Ever since President Obama used his executive power to reverse President George W. Bush's restrictions on federally funded embryonic stem cell research, there has been a flurry of column writing and general tongue clucking from the most unlikely places, places that were silent on the moral problem of embryonic stem cell research when President Obama was campaigning and promising to do exactly what he did this week. Clearly everyone knew this was coming. Certainly the Catholic Church was out there trying to warn people about the inherent moral dilemma that comes with exchanging one life for another. We cannot use a human life -- or create human life -- to save or cure another. A civilized world just doesn't work that way. And yet, Obama's supporters, even many conservatives who are otherwise pro-life, remained silent or split hairs in an effort to have it both ways.
Now, suddenly, some of those people are starting to tell the truth about embryonic stem cell research (ESCR). Unfortunately, it's too late. We needed those voice before the election. Voices like Charles Krauthammer, who was paralyzed during a 1972 diving accident and differed with President Bush on the use of 'leftover' IFV embryos . Today, in a Washington Post column, he asserts that President Obama has "left open the creation of cloned -- and noncloned sperm-and-egg-derived -- human embryos solely for the purpose of dismemberment and use for parts." Saying that he is not religious and does not believe "personhood is conferred at conception," he went on to say, however, that a human embryo is not the equivalent of a "hangnail" and that lines must be drawn -- by the likes of President Obama -- given the "well-recorded human propensity for evil even in the pursuit of good."

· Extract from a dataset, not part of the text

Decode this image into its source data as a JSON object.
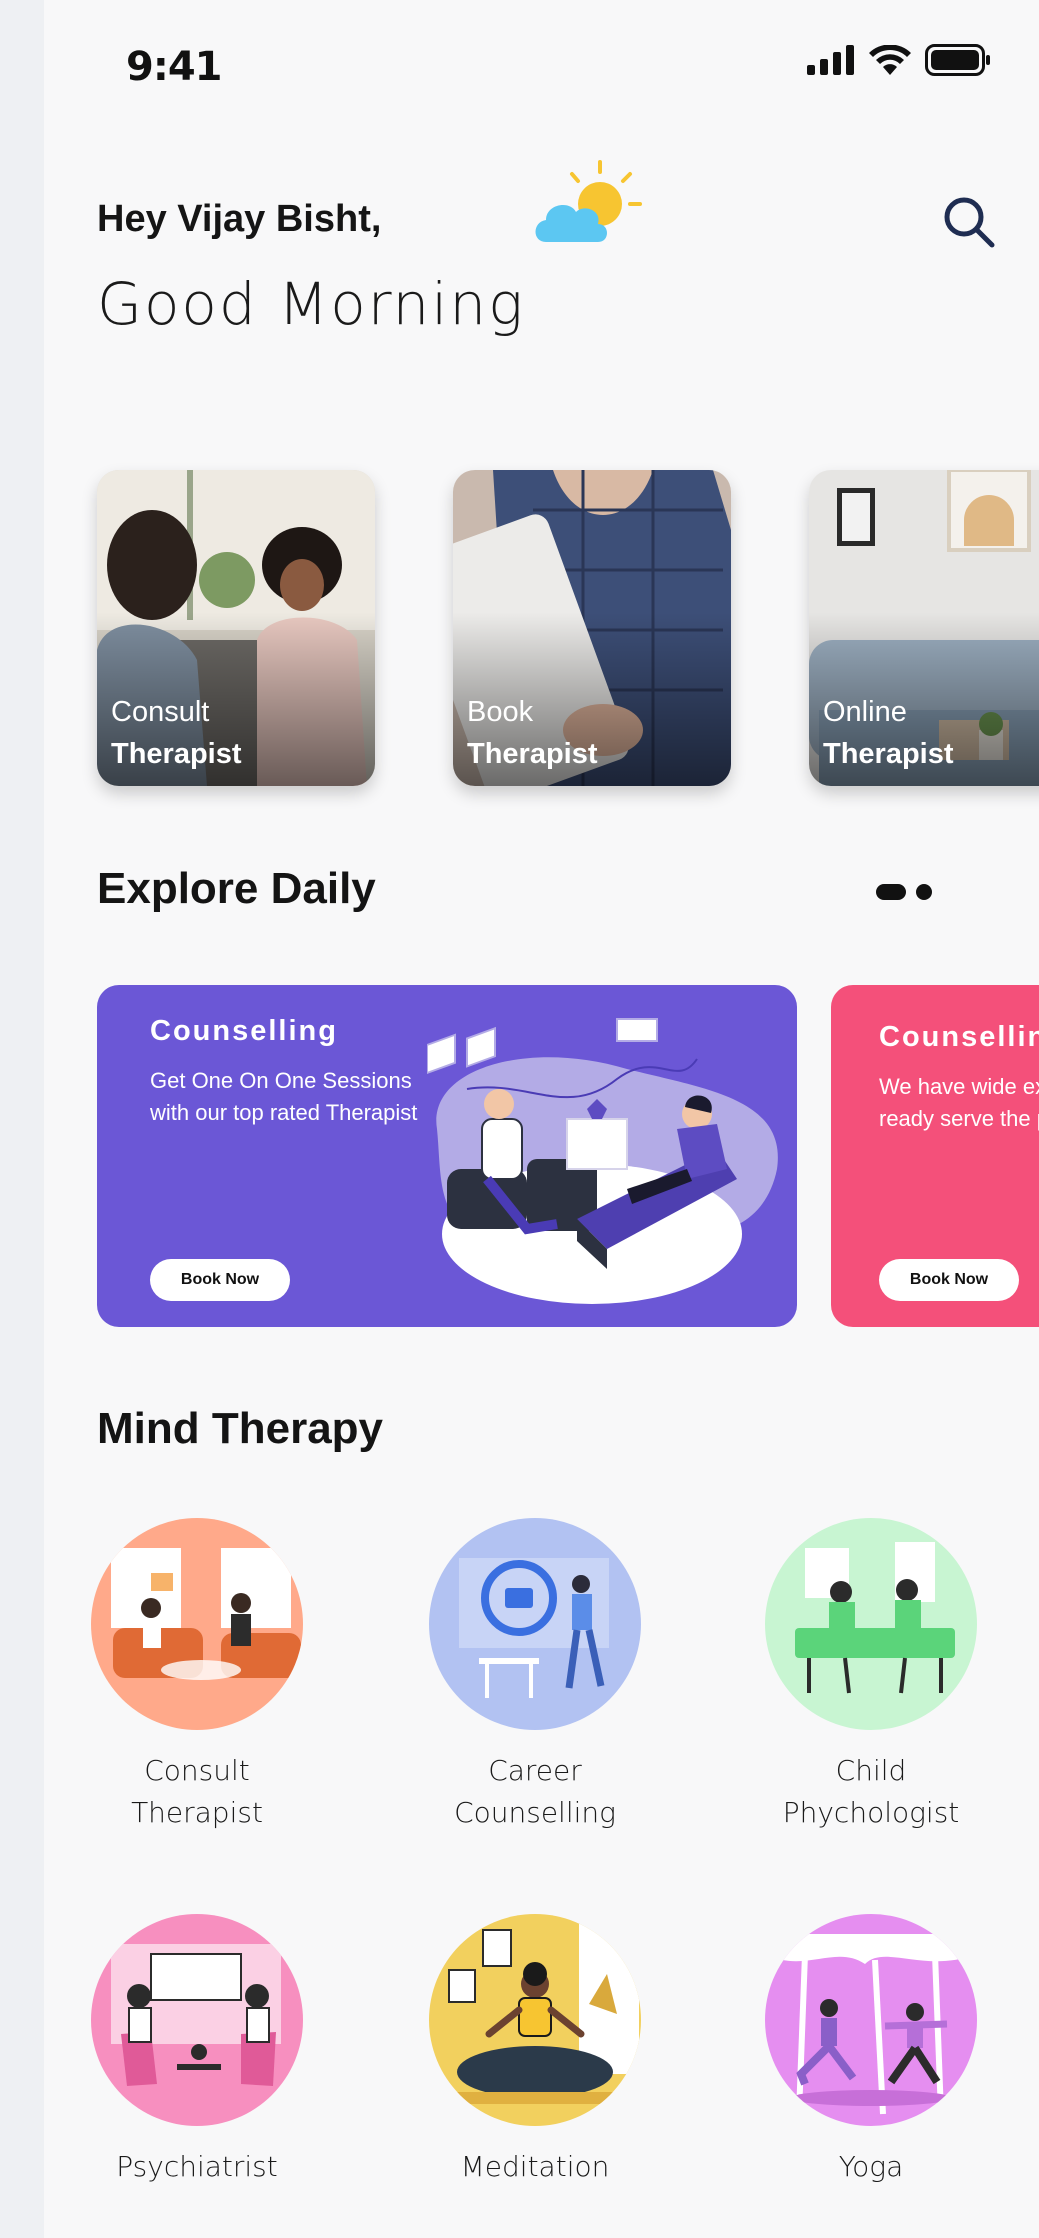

Well, yes, that was the point of ESCR opponents all along. A human embryo is a life, not a hangnail. It is not an appendage that can be used or discarded as others see fit. And, yes, science must be balanced by ethics or it will end up in a place that none of us want to go. Now, it seems, we're well on our way to that place.
Another Washington Post columnist, Kathleen Parker, also came out against the Obama reversal on ESCR, saying that the new president was more intent on keeping political promises than acknowledging scientific advances that would allow stem cell research to continue to move forward by leaps and bounds minus the controversial use of human embryos. Which was kind of surprising, given the contemptuous November column she wrote about religious folks, whom she referred to as the "oogedy-boogedy branch of the GOP." In fact, she literally spelled out G-O-D as the "great big problem." Now, she's trying to make nice, saying that "good people can disagree" and that the "objectification of human life is never a trivial matter."

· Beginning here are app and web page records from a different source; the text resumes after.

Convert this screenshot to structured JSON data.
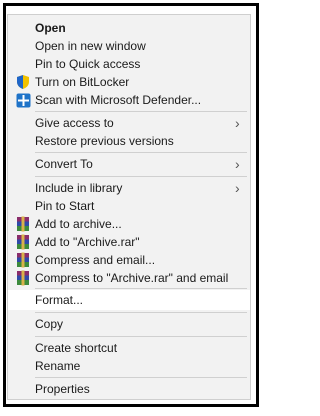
{
  "context_menu": {
    "items": {
      "open": "Open",
      "open_new_window": "Open in new window",
      "pin_quick_access": "Pin to Quick access",
      "bitlocker": "Turn on BitLocker",
      "defender": "Scan with Microsoft Defender...",
      "give_access": "Give access to",
      "restore_versions": "Restore previous versions",
      "convert_to": "Convert To",
      "include_library": "Include in library",
      "pin_start": "Pin to Start",
      "add_archive": "Add to archive...",
      "add_archive_rar": "Add to \"Archive.rar\"",
      "compress_email": "Compress and email...",
      "compress_rar_email": "Compress to \"Archive.rar\" and email",
      "format": "Format...",
      "copy": "Copy",
      "create_shortcut": "Create shortcut",
      "rename": "Rename",
      "properties": "Properties"
    },
    "submenu_chevron": "›",
    "icons": {
      "bitlocker": "shield-icon",
      "defender": "defender-icon",
      "winrar": "winrar-icon"
    },
    "hovered_item": "format"
  }
}
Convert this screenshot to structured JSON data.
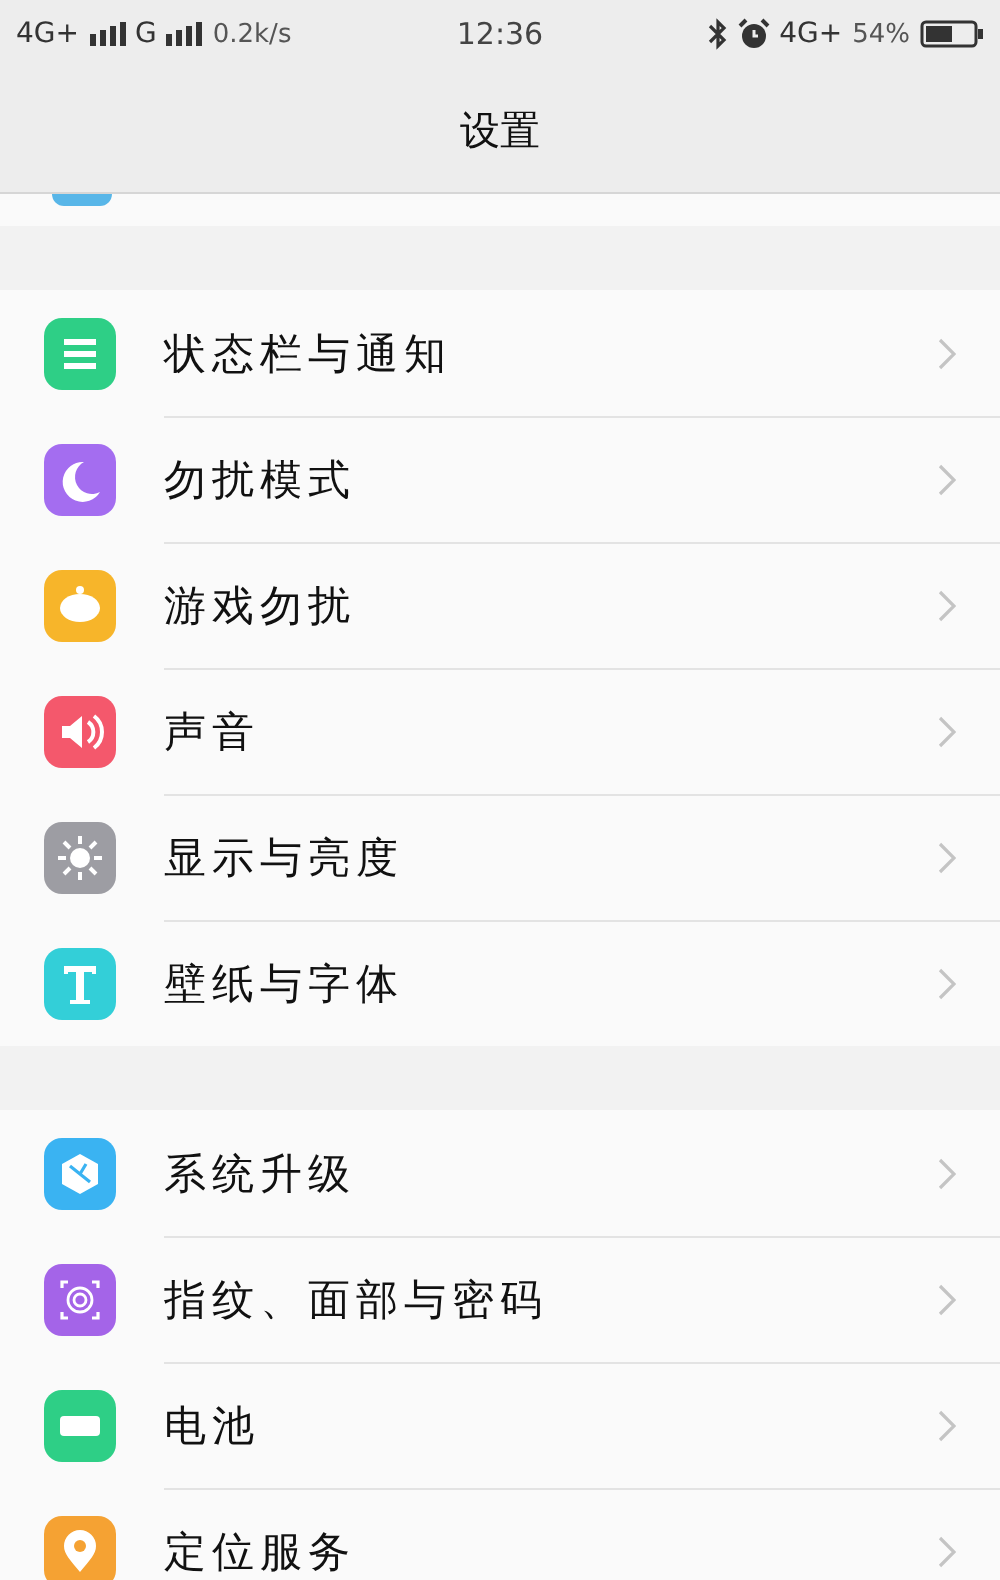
{
  "status_bar": {
    "left": [
      {
        "kind": "text",
        "text": "4G+"
      },
      {
        "kind": "signal"
      },
      {
        "kind": "text",
        "text": "G"
      },
      {
        "kind": "signal"
      },
      {
        "kind": "speed",
        "text": "0.2k/s"
      }
    ],
    "time": "12:36",
    "right": [
      {
        "kind": "bluetooth"
      },
      {
        "kind": "alarm"
      },
      {
        "kind": "text",
        "text": "4G+"
      },
      {
        "kind": "speed",
        "text": "54%"
      },
      {
        "kind": "battery"
      }
    ]
  },
  "header": {
    "title": "设置"
  },
  "groups": [
    {
      "items": [
        {
          "kind": "list",
          "color": "#2ecf86",
          "label": "状态栏与通知"
        },
        {
          "kind": "moon",
          "color": "#a46df0",
          "label": "勿扰模式"
        },
        {
          "kind": "game",
          "color": "#f7b52a",
          "label": "游戏勿扰"
        },
        {
          "kind": "sound",
          "color": "#f4586c",
          "label": "声音"
        },
        {
          "kind": "sun",
          "color": "#9d9da3",
          "label": "显示与亮度"
        },
        {
          "kind": "text",
          "color": "#33cfd8",
          "label": "壁纸与字体"
        }
      ]
    },
    {
      "items": [
        {
          "kind": "cube",
          "color": "#3ab3f2",
          "label": "系统升级"
        },
        {
          "kind": "fingerprint",
          "color": "#a464e8",
          "label": "指纹、面部与密码"
        },
        {
          "kind": "battery",
          "color": "#2ecf86",
          "label": "电池"
        },
        {
          "kind": "pin",
          "color": "#f5a233",
          "label": "定位服务"
        }
      ]
    }
  ]
}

"...every single one of the successes in treating patients with stem cells thus far — for spinal cord injuries and multiple sclerosis, for example — have involved adult or umbilical cord blood stem cells, not embryonic. And though federal dollars still won’t directly fund embryo destruction, federally funded researchers can obtain embryos privately created only for experimentation. Thus, taxpayers now are incentivizing a market for embryo creation and destruction," Parker wrote this week.

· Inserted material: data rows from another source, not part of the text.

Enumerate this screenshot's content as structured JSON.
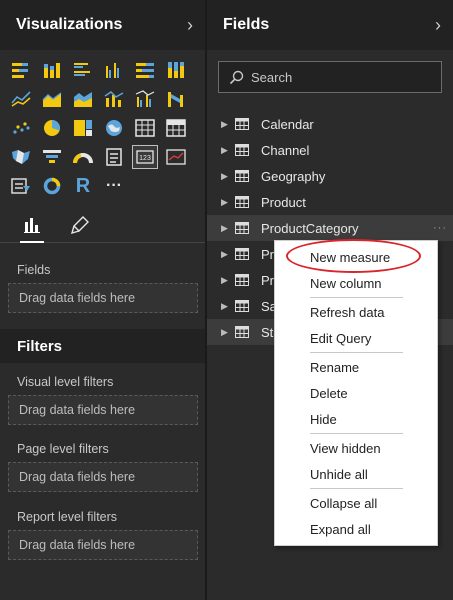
{
  "visualizations": {
    "title": "Visualizations",
    "icons": [
      "stacked-bar-chart-icon",
      "stacked-column-chart-icon",
      "clustered-bar-chart-icon",
      "clustered-column-chart-icon",
      "100-stacked-bar-chart-icon",
      "100-stacked-column-chart-icon",
      "line-chart-icon",
      "area-chart-icon",
      "stacked-area-chart-icon",
      "line-and-stacked-column-icon",
      "line-and-clustered-column-icon",
      "ribbon-chart-icon",
      "scatter-chart-icon",
      "pie-chart-icon",
      "treemap-icon",
      "map-icon",
      "table-icon",
      "matrix-icon",
      "filled-map-icon",
      "funnel-icon",
      "gauge-icon",
      "multi-row-card-icon",
      "card-icon",
      "kpi-icon",
      "slicer-icon",
      "donut-chart-icon",
      "r-script-visual-icon",
      "more-visuals-icon"
    ],
    "r_label": "R",
    "more_label": "···",
    "fields_label": "Fields",
    "drag_here": "Drag data fields here"
  },
  "filters": {
    "title": "Filters",
    "visual_level": "Visual level filters",
    "page_level": "Page level filters",
    "report_level": "Report level filters",
    "drag_here": "Drag data fields here"
  },
  "fields": {
    "title": "Fields",
    "search_placeholder": "Search",
    "tables": [
      "Calendar",
      "Channel",
      "Geography",
      "Product",
      "ProductCategory",
      "Pr",
      "Pr",
      "Sa",
      "St"
    ]
  },
  "context_menu": {
    "items": [
      "New measure",
      "New column",
      "Refresh data",
      "Edit Query",
      "Rename",
      "Delete",
      "Hide",
      "View hidden",
      "Unhide all",
      "Collapse all",
      "Expand all"
    ]
  },
  "colors": {
    "pane_bg": "#2b2b2b",
    "accent_yellow": "#f2c811",
    "accent_blue": "#5ba4dc",
    "highlight_red": "#d9262b"
  }
}
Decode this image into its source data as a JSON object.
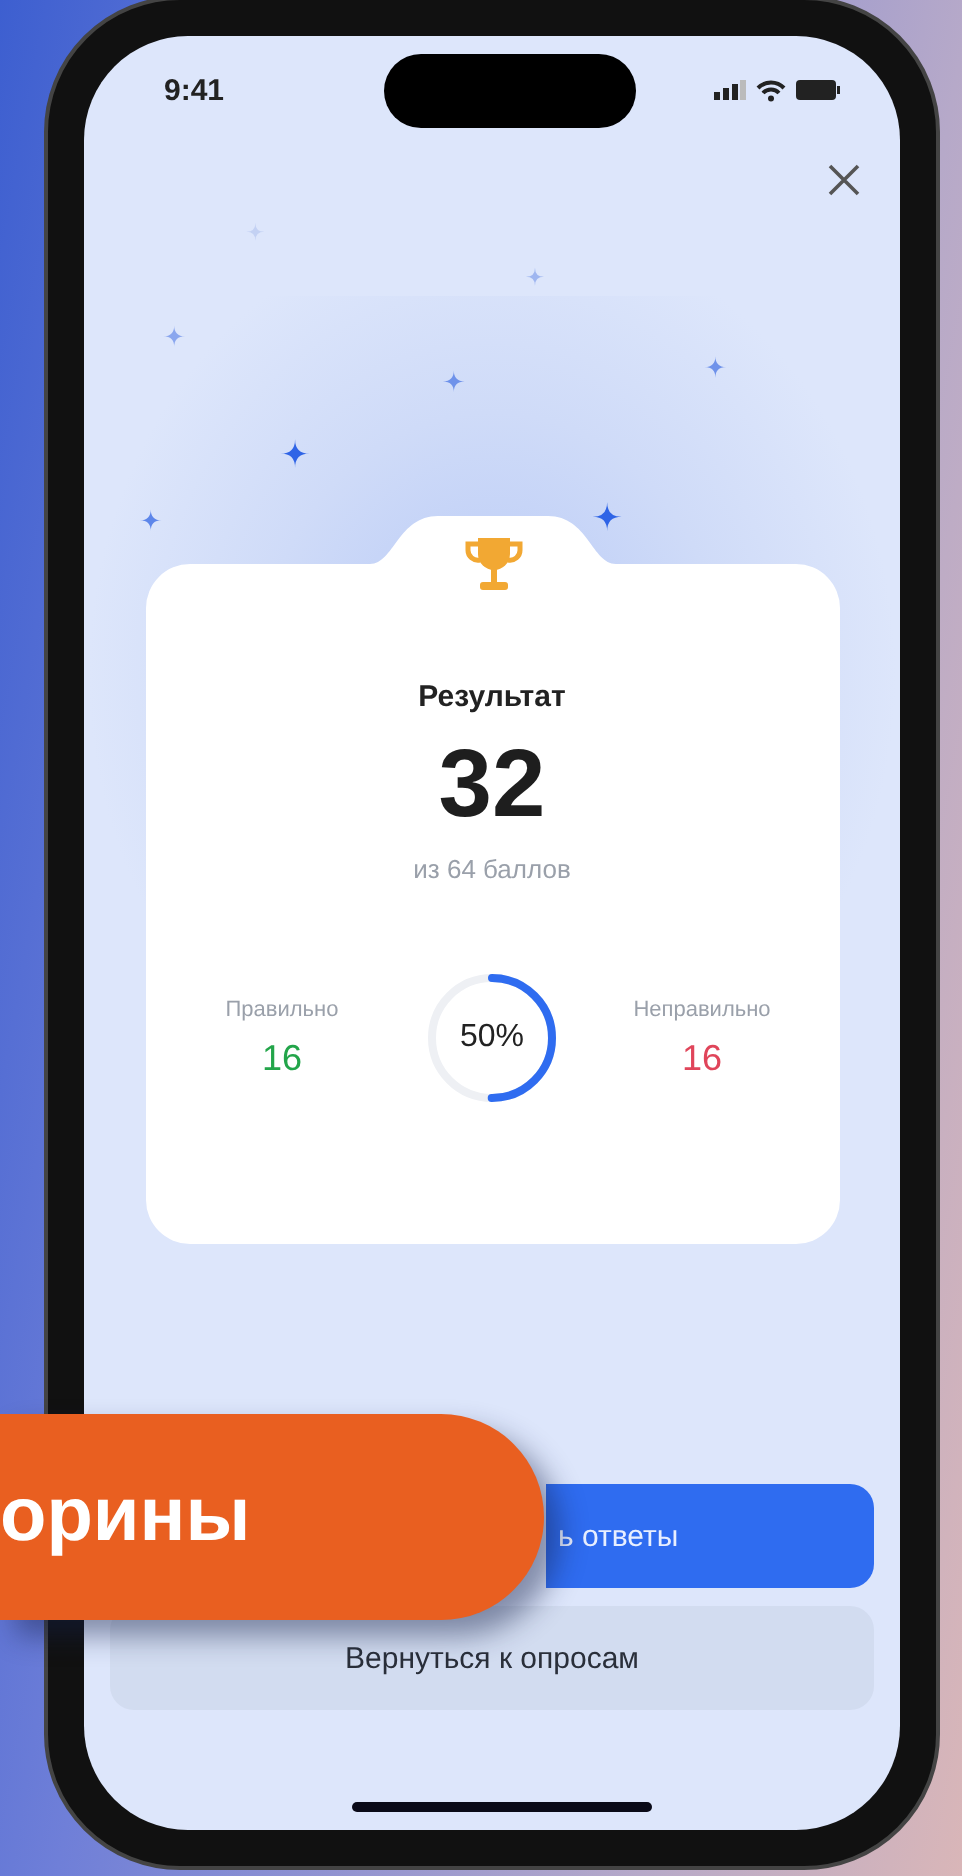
{
  "status_bar": {
    "time": "9:41"
  },
  "result": {
    "title": "Результат",
    "score": "32",
    "subtitle": "из 64 баллов",
    "correct_label": "Правильно",
    "correct_value": "16",
    "percent": "50%",
    "level": 0.5,
    "incorrect_label": "Неправильно",
    "incorrect_value": "16"
  },
  "buttons": [
    {
      "label": "ь ответы",
      "kind": "primary"
    },
    {
      "label": "Вернуться к опросам",
      "kind": "secondary"
    }
  ],
  "banner": {
    "text": "орины"
  }
}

Hmm...Where have I heard that before? Oh yes, from the Catholic Church. Did everyone have cotton in their ears for the last four years? Even the New York Times, which did nothing to address the truth about ESCR in the months leading up to the election (or in the last eight years, for that matter), ran a story this week saying that the president's support for ESCR "comes at a time when many advances have been made with other sorts of stem cells. "
"For researchers, reprogramming an adult cell can be much more convenient, and there have never been any restrictions on working with adult stem cells," the Times reports. And let's add to that the fact that diseases are actually being cured right now, today, with umbilical cord and adult stem cells, and no one had to die to make it happen.
People still don't seem to understand that there are different types of stem cell research -- the kind that takes a life and the kind that doesn't. It is the latter, the uncontroversial and wildly successful adult stem cell research, that we should be pursuing. Maybe next time, instead of writing the Church off as ideologically charged and scientifically off base, people will pay attention, although I doubt it.